-- What you are asked to do --
Where a line below includes the word "Dergi", copy that line.

-- Records supplied --
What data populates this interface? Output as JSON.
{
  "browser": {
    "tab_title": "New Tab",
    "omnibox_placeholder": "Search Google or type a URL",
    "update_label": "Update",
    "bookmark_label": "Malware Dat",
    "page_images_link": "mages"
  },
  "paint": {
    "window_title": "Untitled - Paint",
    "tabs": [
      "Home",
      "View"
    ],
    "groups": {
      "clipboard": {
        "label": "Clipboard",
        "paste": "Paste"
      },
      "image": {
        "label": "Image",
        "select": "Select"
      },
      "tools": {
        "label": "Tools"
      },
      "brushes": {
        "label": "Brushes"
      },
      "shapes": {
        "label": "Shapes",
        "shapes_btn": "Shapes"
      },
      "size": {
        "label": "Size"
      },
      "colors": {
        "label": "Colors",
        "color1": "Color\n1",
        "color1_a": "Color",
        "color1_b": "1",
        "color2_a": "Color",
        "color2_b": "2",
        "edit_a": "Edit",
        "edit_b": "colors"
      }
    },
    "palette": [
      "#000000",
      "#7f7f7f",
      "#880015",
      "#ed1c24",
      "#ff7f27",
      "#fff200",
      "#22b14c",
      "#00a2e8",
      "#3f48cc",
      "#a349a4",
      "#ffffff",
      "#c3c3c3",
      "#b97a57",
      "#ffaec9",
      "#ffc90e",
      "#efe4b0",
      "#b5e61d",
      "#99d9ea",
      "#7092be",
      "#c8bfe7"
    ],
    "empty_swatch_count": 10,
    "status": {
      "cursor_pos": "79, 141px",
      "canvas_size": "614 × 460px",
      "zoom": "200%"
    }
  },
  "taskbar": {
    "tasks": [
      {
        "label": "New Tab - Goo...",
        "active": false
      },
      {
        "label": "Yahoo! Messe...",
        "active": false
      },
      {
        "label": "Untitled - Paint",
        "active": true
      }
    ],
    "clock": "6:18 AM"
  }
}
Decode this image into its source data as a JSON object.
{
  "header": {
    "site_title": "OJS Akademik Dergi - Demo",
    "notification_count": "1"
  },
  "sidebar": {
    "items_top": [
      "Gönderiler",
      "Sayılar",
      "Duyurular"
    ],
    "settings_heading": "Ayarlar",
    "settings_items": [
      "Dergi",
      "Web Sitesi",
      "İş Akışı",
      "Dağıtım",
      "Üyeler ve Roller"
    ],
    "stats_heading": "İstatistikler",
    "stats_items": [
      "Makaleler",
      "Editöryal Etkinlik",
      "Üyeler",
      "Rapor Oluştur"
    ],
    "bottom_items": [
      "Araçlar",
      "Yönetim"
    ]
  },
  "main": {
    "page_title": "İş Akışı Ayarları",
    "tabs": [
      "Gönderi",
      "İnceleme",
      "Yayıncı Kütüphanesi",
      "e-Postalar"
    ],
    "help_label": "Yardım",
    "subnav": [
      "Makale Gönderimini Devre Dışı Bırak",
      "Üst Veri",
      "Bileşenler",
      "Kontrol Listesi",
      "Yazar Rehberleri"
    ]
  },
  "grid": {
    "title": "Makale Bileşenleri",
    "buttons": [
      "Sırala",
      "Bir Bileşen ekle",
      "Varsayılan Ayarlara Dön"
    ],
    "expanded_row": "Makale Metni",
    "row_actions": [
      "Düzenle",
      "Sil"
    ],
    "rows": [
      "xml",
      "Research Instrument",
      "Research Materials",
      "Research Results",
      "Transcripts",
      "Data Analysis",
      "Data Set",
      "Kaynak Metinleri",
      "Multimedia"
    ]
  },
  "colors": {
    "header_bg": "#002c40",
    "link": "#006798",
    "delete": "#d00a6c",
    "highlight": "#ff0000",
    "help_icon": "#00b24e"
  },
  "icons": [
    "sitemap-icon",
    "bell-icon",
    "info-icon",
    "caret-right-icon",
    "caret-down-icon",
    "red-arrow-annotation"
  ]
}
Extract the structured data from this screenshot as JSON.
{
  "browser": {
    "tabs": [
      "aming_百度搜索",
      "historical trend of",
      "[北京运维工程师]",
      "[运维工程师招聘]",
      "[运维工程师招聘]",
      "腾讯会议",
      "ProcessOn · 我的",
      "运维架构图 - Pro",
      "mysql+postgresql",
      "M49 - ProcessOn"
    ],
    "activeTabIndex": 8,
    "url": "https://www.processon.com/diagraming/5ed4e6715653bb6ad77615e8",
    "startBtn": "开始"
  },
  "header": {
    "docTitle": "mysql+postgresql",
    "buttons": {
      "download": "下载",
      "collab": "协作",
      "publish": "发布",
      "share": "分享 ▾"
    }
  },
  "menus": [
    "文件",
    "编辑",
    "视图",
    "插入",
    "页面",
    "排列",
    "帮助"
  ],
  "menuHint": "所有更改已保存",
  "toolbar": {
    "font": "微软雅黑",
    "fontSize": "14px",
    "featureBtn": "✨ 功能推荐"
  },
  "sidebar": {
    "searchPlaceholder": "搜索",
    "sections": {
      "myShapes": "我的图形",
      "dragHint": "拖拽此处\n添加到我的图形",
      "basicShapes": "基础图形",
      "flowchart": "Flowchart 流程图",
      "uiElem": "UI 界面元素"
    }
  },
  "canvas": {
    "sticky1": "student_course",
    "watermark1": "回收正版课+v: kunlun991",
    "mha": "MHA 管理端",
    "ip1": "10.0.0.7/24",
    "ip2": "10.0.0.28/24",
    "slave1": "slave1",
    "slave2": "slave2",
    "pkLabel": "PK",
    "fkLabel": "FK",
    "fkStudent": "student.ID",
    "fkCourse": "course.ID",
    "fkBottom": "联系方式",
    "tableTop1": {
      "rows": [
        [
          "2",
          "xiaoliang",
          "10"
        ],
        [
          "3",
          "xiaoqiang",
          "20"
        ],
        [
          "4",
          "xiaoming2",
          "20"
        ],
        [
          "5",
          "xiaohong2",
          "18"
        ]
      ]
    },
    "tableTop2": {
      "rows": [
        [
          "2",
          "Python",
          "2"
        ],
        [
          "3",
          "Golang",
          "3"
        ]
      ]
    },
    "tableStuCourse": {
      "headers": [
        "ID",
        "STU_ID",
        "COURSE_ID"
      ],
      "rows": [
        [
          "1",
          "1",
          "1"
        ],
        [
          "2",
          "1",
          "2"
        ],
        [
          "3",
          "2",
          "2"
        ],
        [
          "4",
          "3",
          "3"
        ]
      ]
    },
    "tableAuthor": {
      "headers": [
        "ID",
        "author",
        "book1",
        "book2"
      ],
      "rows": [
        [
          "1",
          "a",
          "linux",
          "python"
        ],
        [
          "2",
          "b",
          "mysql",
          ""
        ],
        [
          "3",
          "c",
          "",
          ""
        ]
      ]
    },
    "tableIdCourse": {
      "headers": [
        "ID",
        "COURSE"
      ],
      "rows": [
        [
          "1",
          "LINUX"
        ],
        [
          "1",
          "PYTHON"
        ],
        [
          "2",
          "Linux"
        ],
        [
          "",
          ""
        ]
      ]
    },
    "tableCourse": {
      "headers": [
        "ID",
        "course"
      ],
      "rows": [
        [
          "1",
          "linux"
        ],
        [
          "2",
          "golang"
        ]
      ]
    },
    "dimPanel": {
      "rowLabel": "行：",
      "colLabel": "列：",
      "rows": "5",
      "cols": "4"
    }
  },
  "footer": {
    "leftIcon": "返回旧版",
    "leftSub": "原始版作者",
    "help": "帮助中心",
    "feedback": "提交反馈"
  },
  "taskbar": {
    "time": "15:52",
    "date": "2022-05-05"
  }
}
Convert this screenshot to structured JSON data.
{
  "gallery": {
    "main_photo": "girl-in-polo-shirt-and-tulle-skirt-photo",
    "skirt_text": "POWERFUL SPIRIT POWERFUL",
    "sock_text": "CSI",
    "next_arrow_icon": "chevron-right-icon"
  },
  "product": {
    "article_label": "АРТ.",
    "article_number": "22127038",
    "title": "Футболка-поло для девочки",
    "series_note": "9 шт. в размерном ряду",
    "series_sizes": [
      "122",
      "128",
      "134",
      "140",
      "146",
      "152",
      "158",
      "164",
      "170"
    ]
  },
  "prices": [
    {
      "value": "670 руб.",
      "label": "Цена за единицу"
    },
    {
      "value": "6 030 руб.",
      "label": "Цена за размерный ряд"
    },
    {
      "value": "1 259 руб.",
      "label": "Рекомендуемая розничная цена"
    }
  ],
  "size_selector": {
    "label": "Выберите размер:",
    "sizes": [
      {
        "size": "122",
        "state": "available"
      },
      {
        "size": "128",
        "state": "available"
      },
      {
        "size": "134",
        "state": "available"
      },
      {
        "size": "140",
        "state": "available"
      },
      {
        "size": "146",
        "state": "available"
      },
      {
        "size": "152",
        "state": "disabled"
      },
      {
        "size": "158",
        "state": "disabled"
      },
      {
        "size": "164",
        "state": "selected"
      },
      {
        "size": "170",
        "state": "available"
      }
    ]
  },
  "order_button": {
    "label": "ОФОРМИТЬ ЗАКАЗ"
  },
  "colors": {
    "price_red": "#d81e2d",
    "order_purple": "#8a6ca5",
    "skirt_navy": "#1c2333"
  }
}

-- Result of this exercise --
    "site_title": "OJS Akademik Dergi - Demo",
      "Dergi",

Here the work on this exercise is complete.